ControversyWe all flock to articles about the latest controversy, especially if they expose the failures and hypocritical behaviors of people. Bill Cosby’s conviction as a sexual predator fascinates us precisely because it contradicts the wholesome image he projected in the 80s. Warnings to avoid yoga fascinate us because we’ve been conditioned to view it as healthy exercise.

Between Cosby’s sentence yesterday and the expected testimony of Kavanaugh’s accuser tomorrow, I could write Continue reading

Yoga: Don’t Even Consider It

Christian Yoga

To my knowledge, “Christian” yoga hasn’t been in the news lately. Bloggers in Reformed circles have been riding other bandwagons. Understandably so. A lot is going on both inside and outside the visible church, and all that noise causes the topic of yoga to fade into the background.
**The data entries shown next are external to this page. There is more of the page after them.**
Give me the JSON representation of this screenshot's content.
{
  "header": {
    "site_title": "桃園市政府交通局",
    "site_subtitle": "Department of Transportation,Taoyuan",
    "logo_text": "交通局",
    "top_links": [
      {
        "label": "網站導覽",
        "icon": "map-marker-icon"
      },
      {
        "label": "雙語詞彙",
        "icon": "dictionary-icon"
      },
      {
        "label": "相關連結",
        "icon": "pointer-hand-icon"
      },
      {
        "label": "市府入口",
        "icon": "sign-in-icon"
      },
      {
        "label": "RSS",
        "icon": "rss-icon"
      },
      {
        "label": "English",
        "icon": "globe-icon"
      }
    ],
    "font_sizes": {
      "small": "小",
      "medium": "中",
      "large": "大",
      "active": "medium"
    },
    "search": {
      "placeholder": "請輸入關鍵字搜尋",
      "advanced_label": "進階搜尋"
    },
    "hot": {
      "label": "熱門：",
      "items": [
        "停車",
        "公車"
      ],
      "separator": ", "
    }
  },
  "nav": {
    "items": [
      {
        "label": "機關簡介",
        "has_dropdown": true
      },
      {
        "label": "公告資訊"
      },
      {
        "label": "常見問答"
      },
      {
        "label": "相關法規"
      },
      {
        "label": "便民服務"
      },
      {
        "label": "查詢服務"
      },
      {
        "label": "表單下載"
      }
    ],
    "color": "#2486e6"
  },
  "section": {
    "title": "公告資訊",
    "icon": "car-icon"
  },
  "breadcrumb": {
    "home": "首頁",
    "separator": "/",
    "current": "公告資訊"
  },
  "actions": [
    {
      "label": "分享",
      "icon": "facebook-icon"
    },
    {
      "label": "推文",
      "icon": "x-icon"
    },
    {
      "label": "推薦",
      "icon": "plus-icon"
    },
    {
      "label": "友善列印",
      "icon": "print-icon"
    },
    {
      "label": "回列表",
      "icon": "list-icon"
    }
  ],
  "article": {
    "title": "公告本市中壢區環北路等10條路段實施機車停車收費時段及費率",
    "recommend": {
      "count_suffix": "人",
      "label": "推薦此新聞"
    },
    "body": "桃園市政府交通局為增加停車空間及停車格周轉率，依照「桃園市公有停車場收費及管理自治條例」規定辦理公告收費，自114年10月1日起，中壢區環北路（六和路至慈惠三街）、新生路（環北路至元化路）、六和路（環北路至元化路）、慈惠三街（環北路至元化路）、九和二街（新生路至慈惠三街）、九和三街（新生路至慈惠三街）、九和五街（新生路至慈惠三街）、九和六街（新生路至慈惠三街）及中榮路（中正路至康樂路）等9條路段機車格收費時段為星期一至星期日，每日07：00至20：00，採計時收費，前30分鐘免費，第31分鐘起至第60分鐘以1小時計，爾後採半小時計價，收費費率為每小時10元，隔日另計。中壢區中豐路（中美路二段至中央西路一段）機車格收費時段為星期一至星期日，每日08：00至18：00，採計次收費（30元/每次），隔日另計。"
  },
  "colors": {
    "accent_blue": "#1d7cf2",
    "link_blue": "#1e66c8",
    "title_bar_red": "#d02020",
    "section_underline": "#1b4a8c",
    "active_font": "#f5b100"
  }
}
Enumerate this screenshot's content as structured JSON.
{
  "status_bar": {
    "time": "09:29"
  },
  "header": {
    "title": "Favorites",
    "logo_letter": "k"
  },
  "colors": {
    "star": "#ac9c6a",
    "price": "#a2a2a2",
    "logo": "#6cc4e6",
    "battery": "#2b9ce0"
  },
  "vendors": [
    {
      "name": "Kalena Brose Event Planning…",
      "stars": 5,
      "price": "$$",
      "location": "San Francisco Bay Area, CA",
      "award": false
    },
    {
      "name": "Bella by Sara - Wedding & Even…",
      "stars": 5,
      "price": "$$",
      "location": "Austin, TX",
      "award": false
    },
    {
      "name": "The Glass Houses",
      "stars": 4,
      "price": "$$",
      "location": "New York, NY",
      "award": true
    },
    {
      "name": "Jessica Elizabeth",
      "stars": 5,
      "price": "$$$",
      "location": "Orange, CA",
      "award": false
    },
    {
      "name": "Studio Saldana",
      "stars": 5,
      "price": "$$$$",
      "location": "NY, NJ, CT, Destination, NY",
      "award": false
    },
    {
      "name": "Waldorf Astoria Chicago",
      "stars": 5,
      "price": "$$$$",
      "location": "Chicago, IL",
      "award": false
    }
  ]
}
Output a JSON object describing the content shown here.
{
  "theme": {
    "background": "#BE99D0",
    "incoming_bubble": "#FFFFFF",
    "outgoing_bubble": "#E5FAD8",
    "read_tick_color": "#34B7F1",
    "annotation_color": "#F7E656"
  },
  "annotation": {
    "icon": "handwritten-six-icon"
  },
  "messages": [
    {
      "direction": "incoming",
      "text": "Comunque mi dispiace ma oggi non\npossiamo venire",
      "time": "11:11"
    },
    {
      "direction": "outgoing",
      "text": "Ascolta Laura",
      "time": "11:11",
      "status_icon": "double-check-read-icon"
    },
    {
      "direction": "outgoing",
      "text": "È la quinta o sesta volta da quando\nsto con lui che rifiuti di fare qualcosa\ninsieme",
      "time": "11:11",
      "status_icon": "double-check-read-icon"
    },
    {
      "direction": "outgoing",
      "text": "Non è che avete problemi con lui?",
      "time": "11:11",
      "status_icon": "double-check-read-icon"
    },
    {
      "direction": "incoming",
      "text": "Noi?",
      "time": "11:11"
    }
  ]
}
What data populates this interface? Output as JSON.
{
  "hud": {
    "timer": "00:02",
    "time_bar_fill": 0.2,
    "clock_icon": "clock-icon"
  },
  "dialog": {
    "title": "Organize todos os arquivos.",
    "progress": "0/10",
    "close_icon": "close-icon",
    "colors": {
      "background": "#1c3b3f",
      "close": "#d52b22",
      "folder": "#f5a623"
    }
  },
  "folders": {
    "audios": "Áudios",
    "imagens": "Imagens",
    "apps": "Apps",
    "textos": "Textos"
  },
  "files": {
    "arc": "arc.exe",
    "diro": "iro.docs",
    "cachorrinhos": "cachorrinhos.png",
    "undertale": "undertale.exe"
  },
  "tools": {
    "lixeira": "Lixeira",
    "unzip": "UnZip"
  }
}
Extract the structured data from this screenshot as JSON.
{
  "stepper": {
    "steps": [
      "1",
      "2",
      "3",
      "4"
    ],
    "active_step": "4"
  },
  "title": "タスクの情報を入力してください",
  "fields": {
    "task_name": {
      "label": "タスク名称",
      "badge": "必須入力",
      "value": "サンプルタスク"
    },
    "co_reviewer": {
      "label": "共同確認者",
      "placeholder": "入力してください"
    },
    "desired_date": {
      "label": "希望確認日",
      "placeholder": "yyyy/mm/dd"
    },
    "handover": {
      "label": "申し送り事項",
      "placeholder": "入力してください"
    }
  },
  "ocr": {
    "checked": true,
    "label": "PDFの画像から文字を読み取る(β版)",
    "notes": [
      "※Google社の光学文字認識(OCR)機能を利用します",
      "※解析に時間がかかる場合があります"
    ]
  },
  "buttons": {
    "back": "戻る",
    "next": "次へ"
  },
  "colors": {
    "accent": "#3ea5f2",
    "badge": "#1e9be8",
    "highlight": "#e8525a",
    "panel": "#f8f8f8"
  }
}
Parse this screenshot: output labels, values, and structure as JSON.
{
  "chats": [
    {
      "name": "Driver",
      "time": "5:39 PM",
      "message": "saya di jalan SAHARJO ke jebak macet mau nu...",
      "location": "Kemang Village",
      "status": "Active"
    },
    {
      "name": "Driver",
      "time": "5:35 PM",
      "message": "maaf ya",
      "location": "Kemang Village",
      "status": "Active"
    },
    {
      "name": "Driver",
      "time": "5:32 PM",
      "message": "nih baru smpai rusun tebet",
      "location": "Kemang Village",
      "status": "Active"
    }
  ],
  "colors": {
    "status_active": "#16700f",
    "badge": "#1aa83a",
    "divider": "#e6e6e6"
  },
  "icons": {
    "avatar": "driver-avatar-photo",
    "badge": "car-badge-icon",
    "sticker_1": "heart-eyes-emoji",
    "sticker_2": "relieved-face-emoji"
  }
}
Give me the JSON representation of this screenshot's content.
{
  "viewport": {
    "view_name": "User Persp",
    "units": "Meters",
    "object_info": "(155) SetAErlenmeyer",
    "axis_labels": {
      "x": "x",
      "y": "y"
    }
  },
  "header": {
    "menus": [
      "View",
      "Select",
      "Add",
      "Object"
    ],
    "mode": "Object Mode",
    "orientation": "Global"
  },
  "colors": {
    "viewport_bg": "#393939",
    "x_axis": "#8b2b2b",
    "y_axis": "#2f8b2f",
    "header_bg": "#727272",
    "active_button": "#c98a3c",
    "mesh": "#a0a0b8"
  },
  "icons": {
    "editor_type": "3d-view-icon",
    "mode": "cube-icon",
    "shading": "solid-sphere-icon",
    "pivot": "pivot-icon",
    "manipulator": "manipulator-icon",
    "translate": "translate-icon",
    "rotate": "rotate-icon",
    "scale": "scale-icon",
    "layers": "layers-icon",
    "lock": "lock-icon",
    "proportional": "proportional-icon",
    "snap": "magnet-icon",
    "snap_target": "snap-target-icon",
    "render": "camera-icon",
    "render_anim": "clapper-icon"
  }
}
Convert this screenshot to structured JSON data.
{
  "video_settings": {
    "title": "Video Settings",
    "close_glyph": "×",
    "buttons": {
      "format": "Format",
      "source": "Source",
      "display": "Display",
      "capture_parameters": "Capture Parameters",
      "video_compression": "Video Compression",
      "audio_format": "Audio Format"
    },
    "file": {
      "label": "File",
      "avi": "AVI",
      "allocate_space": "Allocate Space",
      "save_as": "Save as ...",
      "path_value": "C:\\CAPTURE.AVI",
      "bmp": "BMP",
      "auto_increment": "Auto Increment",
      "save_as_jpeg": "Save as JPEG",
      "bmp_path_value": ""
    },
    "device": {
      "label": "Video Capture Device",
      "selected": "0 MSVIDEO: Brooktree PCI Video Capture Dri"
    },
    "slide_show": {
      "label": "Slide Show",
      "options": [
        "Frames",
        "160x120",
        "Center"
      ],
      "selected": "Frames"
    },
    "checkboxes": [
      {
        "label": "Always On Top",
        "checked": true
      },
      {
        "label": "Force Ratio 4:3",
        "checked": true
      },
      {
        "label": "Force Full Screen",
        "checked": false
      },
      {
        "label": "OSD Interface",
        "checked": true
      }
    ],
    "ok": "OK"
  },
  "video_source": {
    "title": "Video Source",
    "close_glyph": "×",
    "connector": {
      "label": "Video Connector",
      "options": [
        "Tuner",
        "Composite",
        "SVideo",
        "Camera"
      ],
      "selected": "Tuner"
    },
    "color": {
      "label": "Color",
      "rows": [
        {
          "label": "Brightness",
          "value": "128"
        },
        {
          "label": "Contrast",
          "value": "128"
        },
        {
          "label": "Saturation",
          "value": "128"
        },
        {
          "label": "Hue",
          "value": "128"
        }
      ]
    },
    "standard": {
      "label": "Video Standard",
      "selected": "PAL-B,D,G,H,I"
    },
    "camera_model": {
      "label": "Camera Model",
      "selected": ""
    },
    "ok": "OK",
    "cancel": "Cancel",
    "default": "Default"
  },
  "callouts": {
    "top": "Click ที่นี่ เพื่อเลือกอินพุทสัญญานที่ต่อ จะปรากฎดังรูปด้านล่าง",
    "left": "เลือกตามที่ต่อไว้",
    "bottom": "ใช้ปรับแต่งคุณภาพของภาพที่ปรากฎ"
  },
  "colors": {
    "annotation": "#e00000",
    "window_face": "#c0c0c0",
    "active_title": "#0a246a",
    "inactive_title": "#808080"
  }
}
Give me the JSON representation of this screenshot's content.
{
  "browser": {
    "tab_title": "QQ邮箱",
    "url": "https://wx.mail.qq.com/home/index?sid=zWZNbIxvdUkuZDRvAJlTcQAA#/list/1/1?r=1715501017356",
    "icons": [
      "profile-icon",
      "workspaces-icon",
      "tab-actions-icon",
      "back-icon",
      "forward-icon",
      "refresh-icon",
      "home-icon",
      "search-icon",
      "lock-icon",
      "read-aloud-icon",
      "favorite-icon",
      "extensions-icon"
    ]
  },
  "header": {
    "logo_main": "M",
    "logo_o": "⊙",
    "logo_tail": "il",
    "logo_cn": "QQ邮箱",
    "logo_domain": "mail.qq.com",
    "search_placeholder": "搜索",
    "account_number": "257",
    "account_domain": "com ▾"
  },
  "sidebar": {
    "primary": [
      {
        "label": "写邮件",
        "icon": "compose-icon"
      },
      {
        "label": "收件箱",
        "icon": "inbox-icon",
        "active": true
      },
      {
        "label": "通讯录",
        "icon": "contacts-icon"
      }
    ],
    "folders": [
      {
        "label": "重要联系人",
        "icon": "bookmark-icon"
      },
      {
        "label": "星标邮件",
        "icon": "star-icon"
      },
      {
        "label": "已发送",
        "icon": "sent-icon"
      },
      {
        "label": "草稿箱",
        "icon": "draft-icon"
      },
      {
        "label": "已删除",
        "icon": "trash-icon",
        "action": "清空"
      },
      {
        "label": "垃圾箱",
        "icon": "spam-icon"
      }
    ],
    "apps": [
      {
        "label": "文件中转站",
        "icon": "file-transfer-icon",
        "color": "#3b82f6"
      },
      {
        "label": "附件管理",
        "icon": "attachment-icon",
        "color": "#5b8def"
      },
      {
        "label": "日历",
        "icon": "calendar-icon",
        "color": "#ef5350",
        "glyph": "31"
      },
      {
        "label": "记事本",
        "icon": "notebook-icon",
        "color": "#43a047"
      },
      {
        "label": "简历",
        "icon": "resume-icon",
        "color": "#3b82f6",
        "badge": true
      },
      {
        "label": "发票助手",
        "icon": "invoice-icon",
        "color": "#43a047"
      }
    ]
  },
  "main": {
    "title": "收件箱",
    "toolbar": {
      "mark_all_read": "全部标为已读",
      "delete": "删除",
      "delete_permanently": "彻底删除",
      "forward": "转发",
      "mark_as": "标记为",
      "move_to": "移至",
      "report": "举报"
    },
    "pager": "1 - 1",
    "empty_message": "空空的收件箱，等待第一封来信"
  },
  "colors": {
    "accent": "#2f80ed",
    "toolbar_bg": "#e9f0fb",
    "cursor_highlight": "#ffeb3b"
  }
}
I’d love to think that the current silence about Christians practicing yoga indicates that the fad has ended and everyone has repented. I noticed something a friend posted on Facebook recently that pretty much dashed such hopes. If anything, the silence probably means that Continue reading